I’ve been reading Bill Dedman’s Empty Mansions, which tells the story of the heiress Huguette Clark. I marvel that she was able to withdraw from the world and live for fifty or more years in seclusion, that she had so much wealth that she was insulated, apparently, from the worries that may plague ordinary people. It were as if her ample means enabled her to live a completely peaceful life, undisturbed by the annoyances of social discourse. She lived as a recluse.
The writer’s life is necessarily isolated. One can’t be highly engaged with people and write. My own writing is easily disrupted, and of late, more disrupted by mundane matters of day-to-day living. These can derail creativity, which exists as a dormant seed that only germinates under certain conditions. I have longed for the means to live as a recluse. Not lavishly, but with means sufficient to never read job ads or ponder how to craft a resume to attract the attention of a possible employer.
These two thoughts are balanced with yet another perspective. I’ve also been reading the Dalai Lama.

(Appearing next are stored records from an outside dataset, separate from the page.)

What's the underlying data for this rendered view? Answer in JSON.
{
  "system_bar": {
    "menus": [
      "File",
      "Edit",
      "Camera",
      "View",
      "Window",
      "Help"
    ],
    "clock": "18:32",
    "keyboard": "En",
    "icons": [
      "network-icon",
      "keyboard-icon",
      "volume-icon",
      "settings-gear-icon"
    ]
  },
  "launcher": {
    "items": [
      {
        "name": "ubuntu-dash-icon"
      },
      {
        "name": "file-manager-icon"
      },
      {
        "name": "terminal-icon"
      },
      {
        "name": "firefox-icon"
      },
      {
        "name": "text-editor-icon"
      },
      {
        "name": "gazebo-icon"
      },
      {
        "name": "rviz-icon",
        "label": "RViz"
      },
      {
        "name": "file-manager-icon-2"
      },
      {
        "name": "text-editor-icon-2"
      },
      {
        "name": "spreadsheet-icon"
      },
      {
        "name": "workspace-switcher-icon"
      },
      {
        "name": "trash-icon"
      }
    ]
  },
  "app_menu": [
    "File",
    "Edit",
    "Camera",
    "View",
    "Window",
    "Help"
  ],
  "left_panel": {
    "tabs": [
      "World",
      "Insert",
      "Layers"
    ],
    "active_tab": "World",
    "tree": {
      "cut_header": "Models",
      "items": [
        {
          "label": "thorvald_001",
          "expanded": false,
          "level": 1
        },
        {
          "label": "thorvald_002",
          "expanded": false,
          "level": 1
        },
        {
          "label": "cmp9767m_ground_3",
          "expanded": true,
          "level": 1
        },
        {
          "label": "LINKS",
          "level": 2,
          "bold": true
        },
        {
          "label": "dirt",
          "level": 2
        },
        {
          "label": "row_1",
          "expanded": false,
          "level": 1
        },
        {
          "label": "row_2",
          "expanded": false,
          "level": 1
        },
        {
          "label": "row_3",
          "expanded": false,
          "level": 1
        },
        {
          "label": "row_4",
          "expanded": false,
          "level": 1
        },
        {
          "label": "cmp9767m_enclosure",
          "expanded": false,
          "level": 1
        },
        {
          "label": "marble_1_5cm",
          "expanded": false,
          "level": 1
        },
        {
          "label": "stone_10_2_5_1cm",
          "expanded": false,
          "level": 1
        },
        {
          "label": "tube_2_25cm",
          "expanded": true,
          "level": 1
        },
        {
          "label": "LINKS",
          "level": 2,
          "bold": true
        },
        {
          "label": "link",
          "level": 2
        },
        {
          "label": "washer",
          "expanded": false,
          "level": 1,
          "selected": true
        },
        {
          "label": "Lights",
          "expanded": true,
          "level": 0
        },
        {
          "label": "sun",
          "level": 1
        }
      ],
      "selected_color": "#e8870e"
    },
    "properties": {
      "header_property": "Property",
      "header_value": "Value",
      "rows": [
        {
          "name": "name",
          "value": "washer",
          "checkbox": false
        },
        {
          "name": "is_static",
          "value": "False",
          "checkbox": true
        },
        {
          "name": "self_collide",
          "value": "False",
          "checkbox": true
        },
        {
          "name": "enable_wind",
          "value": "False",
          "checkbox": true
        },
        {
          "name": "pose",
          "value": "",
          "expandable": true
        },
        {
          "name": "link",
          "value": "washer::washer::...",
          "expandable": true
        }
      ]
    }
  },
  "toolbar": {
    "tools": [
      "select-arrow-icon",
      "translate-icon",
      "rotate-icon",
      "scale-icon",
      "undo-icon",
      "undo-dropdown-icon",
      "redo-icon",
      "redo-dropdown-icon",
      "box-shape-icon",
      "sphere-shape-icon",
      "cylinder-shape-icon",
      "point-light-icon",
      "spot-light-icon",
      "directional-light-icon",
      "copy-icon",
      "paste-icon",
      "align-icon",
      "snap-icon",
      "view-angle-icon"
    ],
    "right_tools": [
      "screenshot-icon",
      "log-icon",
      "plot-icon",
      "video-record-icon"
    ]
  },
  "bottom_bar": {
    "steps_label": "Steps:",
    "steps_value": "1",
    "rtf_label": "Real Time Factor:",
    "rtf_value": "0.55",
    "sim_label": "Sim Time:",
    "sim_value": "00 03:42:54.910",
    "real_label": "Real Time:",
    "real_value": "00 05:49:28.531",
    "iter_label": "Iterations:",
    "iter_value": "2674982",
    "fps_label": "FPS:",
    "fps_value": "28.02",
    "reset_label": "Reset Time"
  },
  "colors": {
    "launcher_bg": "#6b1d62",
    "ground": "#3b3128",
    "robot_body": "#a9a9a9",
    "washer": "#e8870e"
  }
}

In How to Practice he states: To create the foundation for a potential spiritual state devoid of suffering and limitation, we need to engage in the following practice:
- Identify the ten nonvirtues.
- Identify the ten virtues (which are the opposite of those nonvitues).
- Abandon the former and adopt the latter.
One of the verbal nonvirtues is senseless chatter. It all sounds so simple and within reach. I wonder where blogs figure in this.